### PROMPT
In the entries below, find each line bearing the string "Nigeria" and copy it.

### WORKING DATA
= = =
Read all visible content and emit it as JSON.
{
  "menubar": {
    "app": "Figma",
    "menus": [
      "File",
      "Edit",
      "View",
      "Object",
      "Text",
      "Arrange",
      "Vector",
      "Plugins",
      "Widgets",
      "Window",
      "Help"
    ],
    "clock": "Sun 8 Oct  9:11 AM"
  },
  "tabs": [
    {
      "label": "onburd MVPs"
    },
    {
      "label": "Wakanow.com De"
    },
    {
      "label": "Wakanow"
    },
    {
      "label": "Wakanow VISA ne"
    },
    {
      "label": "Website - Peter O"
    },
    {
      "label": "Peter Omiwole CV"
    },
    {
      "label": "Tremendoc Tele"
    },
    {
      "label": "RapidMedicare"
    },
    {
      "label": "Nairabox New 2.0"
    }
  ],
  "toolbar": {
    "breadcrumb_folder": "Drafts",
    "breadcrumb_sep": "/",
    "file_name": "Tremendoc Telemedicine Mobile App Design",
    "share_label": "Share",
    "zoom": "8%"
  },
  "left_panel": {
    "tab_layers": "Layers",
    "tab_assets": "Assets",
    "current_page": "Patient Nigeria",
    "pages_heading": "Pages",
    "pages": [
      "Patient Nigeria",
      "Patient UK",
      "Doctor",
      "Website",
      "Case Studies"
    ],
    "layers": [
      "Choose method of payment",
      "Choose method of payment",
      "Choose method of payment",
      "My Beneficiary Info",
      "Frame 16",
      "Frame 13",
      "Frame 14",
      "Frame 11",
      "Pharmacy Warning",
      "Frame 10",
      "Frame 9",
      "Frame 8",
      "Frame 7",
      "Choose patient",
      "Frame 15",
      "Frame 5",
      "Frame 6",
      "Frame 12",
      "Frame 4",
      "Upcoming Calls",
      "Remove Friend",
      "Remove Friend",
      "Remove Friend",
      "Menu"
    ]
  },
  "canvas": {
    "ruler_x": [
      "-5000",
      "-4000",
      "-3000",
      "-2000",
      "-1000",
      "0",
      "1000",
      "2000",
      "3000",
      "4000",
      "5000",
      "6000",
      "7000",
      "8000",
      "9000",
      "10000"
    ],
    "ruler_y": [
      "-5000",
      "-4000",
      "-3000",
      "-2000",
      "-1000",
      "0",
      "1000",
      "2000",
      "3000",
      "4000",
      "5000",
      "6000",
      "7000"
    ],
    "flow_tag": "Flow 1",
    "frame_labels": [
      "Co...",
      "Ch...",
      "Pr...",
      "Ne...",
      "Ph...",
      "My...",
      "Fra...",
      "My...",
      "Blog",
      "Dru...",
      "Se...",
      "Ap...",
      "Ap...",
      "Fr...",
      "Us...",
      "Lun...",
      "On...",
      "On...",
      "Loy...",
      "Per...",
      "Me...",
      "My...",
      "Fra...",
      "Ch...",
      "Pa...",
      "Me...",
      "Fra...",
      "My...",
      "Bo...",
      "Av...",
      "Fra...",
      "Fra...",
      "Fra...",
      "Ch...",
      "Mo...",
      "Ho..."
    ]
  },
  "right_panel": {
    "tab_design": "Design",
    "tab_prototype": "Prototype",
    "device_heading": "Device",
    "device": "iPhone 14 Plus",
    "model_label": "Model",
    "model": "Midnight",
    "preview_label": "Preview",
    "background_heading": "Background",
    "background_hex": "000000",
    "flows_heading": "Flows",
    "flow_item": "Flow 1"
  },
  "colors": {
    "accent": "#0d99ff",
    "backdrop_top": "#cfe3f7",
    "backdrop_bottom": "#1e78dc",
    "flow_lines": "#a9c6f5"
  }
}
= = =
### WRITTEN SOLUTION
    "current_page": "Patient Nigeria",
      "Patient Nigeria",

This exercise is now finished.